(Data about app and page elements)
**********

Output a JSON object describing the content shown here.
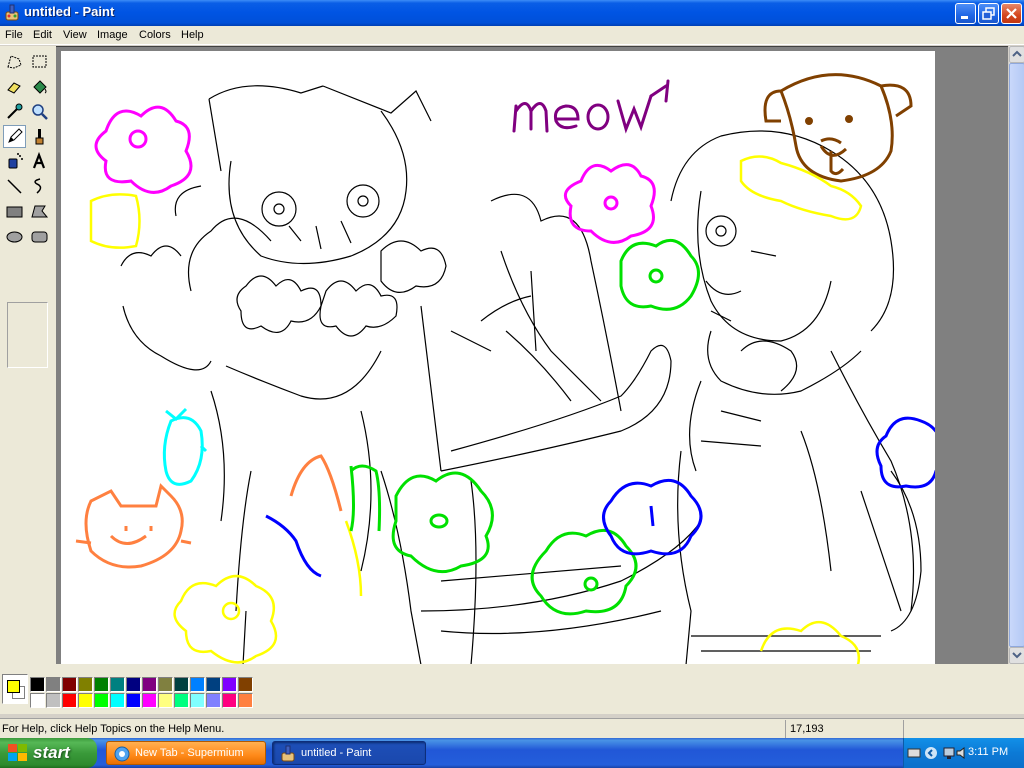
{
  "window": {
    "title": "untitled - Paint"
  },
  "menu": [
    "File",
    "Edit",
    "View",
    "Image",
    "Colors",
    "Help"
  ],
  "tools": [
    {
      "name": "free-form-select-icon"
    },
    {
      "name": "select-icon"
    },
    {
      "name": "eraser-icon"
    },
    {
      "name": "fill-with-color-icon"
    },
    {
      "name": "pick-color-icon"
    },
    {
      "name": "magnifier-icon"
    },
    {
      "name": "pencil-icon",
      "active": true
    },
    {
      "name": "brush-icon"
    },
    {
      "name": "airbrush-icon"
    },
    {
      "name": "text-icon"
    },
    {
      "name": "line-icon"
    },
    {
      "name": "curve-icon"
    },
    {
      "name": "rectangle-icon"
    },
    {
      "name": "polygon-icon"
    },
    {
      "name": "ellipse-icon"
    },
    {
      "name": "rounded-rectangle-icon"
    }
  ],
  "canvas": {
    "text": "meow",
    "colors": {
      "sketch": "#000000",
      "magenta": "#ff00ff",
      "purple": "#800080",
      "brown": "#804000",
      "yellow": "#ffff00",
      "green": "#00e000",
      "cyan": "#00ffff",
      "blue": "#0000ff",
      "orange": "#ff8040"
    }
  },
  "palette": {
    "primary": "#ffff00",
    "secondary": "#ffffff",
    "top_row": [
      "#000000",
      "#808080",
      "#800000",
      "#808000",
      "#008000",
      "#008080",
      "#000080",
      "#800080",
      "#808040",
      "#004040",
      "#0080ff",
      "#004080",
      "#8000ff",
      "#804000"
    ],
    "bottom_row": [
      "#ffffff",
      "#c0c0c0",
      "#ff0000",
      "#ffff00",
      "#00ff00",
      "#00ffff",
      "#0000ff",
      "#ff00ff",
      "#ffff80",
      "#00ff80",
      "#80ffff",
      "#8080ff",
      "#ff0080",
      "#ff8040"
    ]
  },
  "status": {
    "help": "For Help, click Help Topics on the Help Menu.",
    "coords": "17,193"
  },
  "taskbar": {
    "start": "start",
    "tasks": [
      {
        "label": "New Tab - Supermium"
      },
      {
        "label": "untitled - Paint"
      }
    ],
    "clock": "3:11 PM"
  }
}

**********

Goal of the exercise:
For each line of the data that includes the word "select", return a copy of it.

Exercise response:
      "name": "free-form-select-icon"
      "name": "select-icon"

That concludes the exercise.